You wear many hats as an educator, activist, author, humanitarian, director—the list goes on. What projects are you currently working on?
Right now, I am working on a couple things, including being a producer for my wife Jinah’s Off Broadway show SHE, a play about women, girls, and healing. As a male ally, I find this work really important and exciting. Jinah started working on the show before the Me Too movement, but it happens to be a very relevant reflection of what’s going on in the country at the moment.
This work led me to another project, a short film called BROTHA MAN, about healthy men versus toxic ones. For the film, I interviewed men in both New York City and Los Angeles from diverse backgrounds: straight, queer, young, old, etc. We’re now in the editing process and the film should be ready for distribution by January.
People ask me what I do and that’s hard to answer. But generally, if I’m helping to move the needle forward in our world in any way, then I’m doing what I’m supposed to be doing.
WFN is so excited to have you be a part of our upcoming Women Funded 2019 conference, where you will lead a session, “What is a Man? A Message for Us All,” as well as a workshop entitled “Engaging Boys and Men.” Can you talk a little about the concept of “allyship” and the role you see it playing in helping achieve gender equity?
I was just speaking with students in Southern California and this word came up. To me, allyship is about being consistent: showing up and listening. I personally could not engage in this work— helping men and boys go up against patriarchy—without the vital lessons that women and girls have taught me, including my own personal mentors Gloria Steinem, Eve Ensler, and bell hooks.
Unfortunately, racism and sexism, especially against women and girls, is still prevalent. As bell hooks and Gloria Steinem, in particular, have noted: this will not end until boys and men make it end. I hear them loud and clear and I am committed to working with boys and men to challenge what have become social norms, like oppression and violence.
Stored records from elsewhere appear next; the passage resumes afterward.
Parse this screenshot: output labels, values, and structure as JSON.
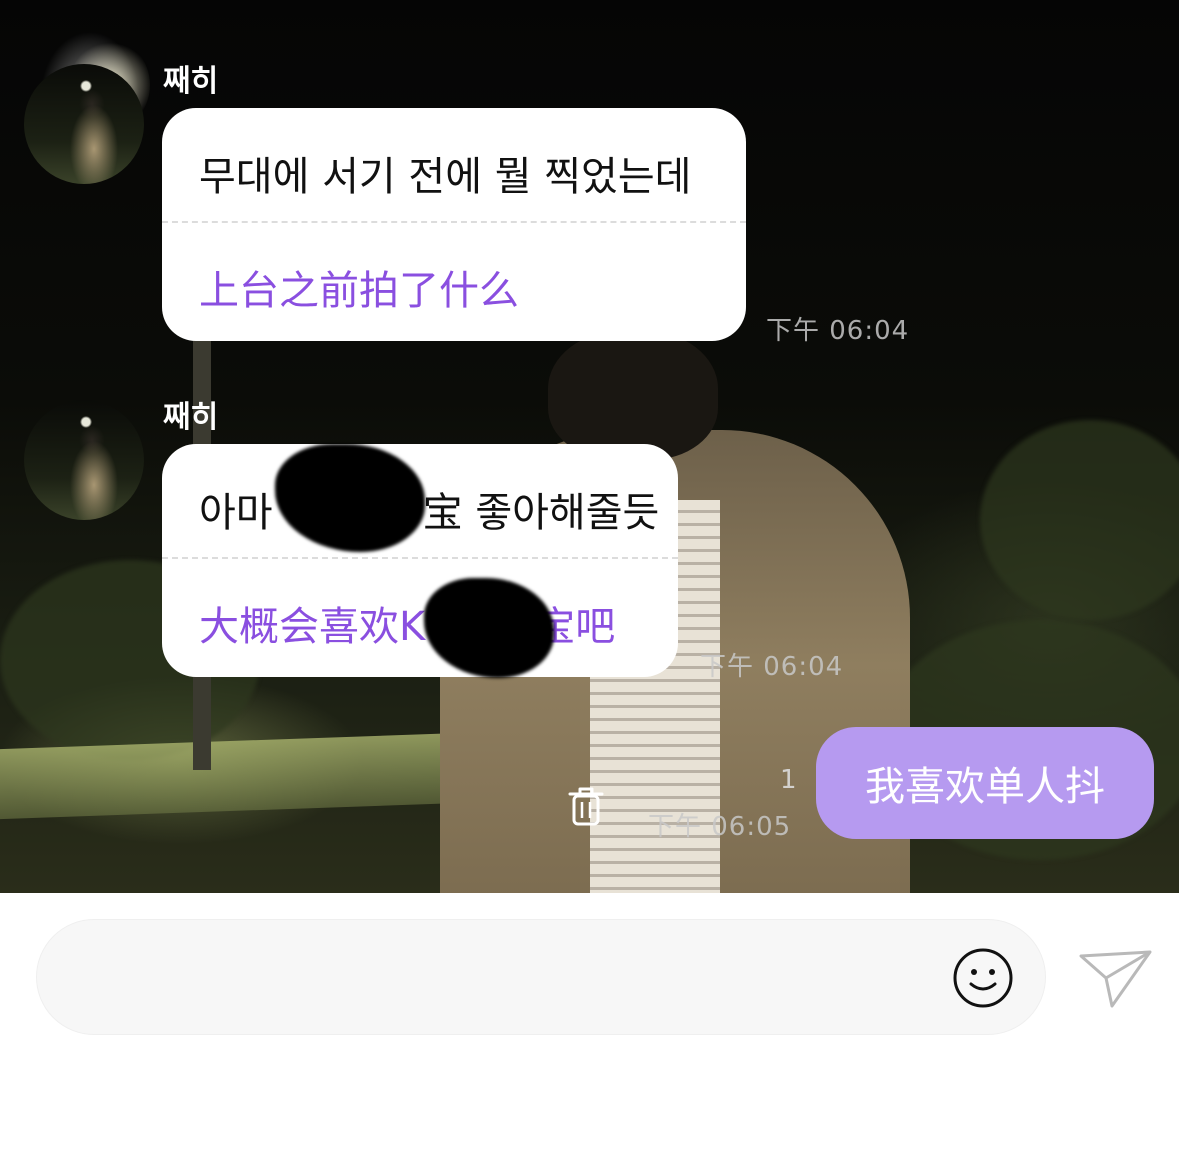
{
  "messages": [
    {
      "sender": "째히",
      "original": "무대에 서기 전에 뭘 찍었는데",
      "translation": "上台之前拍了什么",
      "time": "下午 06:04"
    },
    {
      "sender": "째히",
      "original": "아마 K 宝 좋아해줄듯",
      "original_visible_start": "아마",
      "original_visible_end": "宝 좋아해줄듯",
      "translation": "大概会喜欢K 宝吧",
      "translation_visible_start": "大概会喜欢K",
      "translation_visible_end": "宝吧",
      "time": "下午 06:04"
    }
  ],
  "outgoing": {
    "text": "我喜欢单人抖",
    "read_count": "1",
    "time": "下午 06:05"
  },
  "input": {
    "placeholder": "",
    "value": ""
  },
  "icons": {
    "trash": "trash-icon",
    "emoji": "smiley-icon",
    "send": "paper-plane-icon"
  },
  "colors": {
    "translation_text": "#8a4fe0",
    "outgoing_bubble": "#b69af0",
    "input_background": "#f7f7f7"
  }
}
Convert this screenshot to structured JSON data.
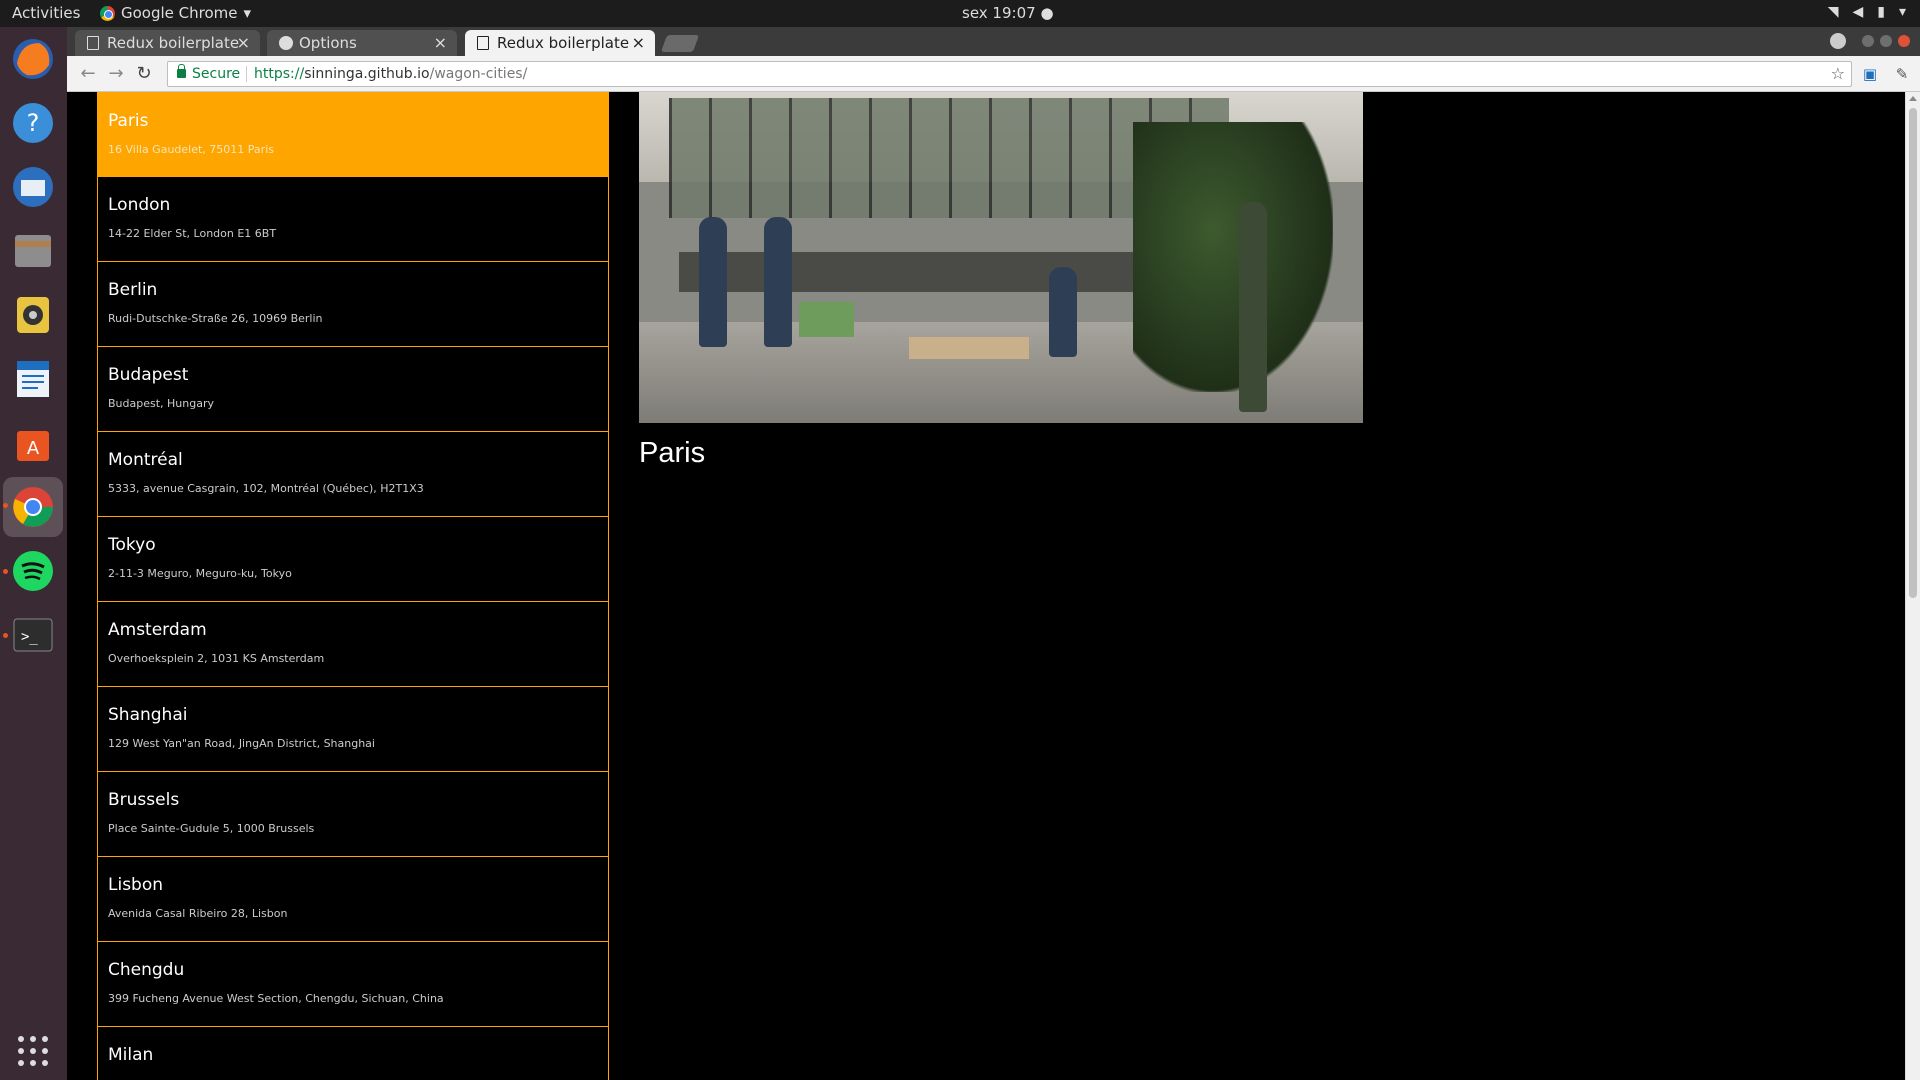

It’s imperative that allyship be taught to the group who holds the privilege.
What are the benefits of participating in a conference like Women Funded 2019?
Any chance to come together to exchange ideas is good, no matter what our individual identities are. I personally love these types of gatherings because you realize that you’re not alone, that there are like-minded people out there and we all need a sense of community—you can’t operate by yourself all the time. More and more, I long for personal connection and I think we need each other more than ever, instead of depending so much on technological gadgets, like our phones. I’m so excited, humbled, and honored to be invited to participate in this upcoming conference and I don’t take it for granted. I look forward to open and honest dialogues and the actions that will come out of them.
For more on WFN’s Women Funded 2019, visit: https://www.womensfundingnetwork.org/women-funded-2019/